A line array is a loudspeaker system that is made up of a number of loudspeaker elements coupled together in a line segment to create a near-line source of sound. The distance between adjacent drivers is close enough that they constructively interfere with each other to send sound waves farther than traditional horn-loaded loudspeakers, and with a more evenly distributed sound output pattern.

Line arrays can be oriented in any direction, but their primary use in public address is in vertical arrays which provide a very narrow vertical output pattern useful for focusing sound at audiences without wasting output energy on ceilings or empty air above the audience. A vertical line array displays a normally-wide horizontal pattern useful for supplying sound to the majority of a concert audience. Horizontal line arrays, by contrast, have a very narrow horizontal output pattern and a tall vertical pattern. A row of subwoofers along the front edge of a concert stage can behave as a horizontal line array unless the signal supplied to them is adjusted (delayed, polarized, equalized) to shape the pattern otherwise. Loudspeakers can be designed to be arrayed horizontally without behaving as a horizontal line source.

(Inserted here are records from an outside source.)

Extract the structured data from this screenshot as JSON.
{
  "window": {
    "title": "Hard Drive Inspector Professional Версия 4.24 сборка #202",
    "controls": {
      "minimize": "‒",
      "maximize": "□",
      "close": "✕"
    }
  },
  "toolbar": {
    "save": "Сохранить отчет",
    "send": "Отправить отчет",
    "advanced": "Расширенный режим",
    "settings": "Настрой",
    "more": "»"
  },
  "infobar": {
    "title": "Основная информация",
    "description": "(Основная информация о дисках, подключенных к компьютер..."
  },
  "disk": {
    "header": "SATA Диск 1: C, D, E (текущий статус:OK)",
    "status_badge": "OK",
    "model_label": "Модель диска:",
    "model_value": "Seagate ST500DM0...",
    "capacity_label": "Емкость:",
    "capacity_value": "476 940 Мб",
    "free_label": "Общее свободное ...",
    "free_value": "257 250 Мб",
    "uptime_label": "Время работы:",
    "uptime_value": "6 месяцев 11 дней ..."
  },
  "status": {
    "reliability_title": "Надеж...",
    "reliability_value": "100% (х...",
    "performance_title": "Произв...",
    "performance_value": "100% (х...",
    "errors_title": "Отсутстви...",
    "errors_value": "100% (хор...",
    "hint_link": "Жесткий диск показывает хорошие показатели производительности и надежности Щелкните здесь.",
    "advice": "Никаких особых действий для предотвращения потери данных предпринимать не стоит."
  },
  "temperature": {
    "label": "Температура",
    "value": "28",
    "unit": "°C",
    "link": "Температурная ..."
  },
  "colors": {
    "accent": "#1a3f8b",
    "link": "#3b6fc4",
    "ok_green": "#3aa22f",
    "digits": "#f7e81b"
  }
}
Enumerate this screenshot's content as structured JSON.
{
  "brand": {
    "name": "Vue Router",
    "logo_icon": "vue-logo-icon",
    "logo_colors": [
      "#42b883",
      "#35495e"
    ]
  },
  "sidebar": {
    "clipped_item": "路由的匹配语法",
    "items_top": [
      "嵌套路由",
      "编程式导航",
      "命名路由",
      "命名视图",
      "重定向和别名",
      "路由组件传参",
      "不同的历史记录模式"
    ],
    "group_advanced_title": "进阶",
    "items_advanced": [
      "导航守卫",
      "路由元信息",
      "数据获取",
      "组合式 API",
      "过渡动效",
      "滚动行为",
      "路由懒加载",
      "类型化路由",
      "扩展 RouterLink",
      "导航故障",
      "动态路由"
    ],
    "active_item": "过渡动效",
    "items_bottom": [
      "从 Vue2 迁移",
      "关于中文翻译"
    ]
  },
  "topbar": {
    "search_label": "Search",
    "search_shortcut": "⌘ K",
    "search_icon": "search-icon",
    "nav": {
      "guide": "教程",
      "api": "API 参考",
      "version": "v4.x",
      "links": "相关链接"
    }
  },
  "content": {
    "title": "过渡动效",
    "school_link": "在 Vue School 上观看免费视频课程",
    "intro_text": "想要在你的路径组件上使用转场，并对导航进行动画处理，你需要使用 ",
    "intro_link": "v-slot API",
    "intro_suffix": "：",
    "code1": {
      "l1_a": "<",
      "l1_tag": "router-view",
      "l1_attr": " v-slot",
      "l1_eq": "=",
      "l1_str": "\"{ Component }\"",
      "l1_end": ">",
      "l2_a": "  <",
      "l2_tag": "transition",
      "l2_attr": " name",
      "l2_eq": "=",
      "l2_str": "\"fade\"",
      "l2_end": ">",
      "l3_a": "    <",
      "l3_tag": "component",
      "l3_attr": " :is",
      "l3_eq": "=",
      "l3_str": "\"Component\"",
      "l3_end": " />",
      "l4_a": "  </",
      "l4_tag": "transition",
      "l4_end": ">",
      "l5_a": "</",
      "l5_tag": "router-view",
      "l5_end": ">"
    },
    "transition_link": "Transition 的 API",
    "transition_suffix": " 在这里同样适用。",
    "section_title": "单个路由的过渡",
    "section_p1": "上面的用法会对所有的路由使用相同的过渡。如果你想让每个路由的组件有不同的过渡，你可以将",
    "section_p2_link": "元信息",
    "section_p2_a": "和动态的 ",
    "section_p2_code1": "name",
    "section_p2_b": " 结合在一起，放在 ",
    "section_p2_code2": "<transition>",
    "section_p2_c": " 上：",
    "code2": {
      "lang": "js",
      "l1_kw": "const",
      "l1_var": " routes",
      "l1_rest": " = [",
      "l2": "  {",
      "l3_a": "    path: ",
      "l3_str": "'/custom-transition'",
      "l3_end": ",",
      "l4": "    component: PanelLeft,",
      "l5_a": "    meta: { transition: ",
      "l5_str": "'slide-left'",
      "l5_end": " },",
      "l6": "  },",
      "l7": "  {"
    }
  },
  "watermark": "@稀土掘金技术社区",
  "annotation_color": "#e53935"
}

Modern line arrays use separate drivers for high-, mid- and low-frequency passbands. For the line source to work, the drivers in each passband need to be in a line. Therefore, each enclosure must be designed to rig together closely to form columns composed of high-, mid- and low-frequency speaker drivers. Increasing the number of drivers in each enclosure increases the frequency range and maximum sound pressure level, while adding additional boxes to the array will also lower the frequency in which the array achieves a directional dispersion pattern.

The large format line array has become the standard for large concert venues and outdoor festivals, where such systems can be flown (rigged, suspended) from a structural beam, ground support tower or off a tall A-frame truss tower. Since the enclosures rig together and hang from a single point, they are more convenient to assemble and cable than other methods of arraying loudspeakers. The lower portion of the line array is generally curved backward to increase dispersion at the bottom of the array and allow sound to reach more audience members. Typically, cabinets used in line arrays are trapezoidal, connected by specialized rigging hardware.

Read more about Line ArrayHistory, Theory, High Frequencies, Configurations, Design and Rigging

Other articles related to "line array, line arrays, array":

Telecine Hardware - Line Array CCD
... In a charge-coupled device Line Array CCD telecine, a “white” light is shone through the exposed film image into a prism, which separates out the image into the three primary colors, red ... replaced the Spirit 1 Datacine and uses both 2K and 4k line array CCDs ...
Line Array - Design and Rigging
... Large-format line arrays are designed for large venues or outdoor festivals ... Mid-format line arrays are typically two or three way and use 10 or 12 inch low-frequency drivers ... narrower boxes at the top or wider boxes at the bottom of the array ...

Famous quotes containing the words array and/or line:

    Any one who knows what the worth of family affection is among the lower classes, and who has seen the array of little portraits stuck over a labourer’s fireplace ... will perhaps feel with me that in counteracting the tendencies, social and industrial, which every day are sapping the healthier family affections, the sixpenny photograph is doing more for the poor than all the philanthropists in the world.
    Macmillan’s Magazine (London, September 1871)

    The real dividing line between early childhood and middle childhood is not between the fifth year and the sixth year—it is more nearly when children are about seven or eight, moving on toward nine. Building the barrier at six has no psychological basis. It has come about only from the historic-economic-political fact that the age of six is when we provide schools for all.
    James L. Hymes, Jr. (20th century)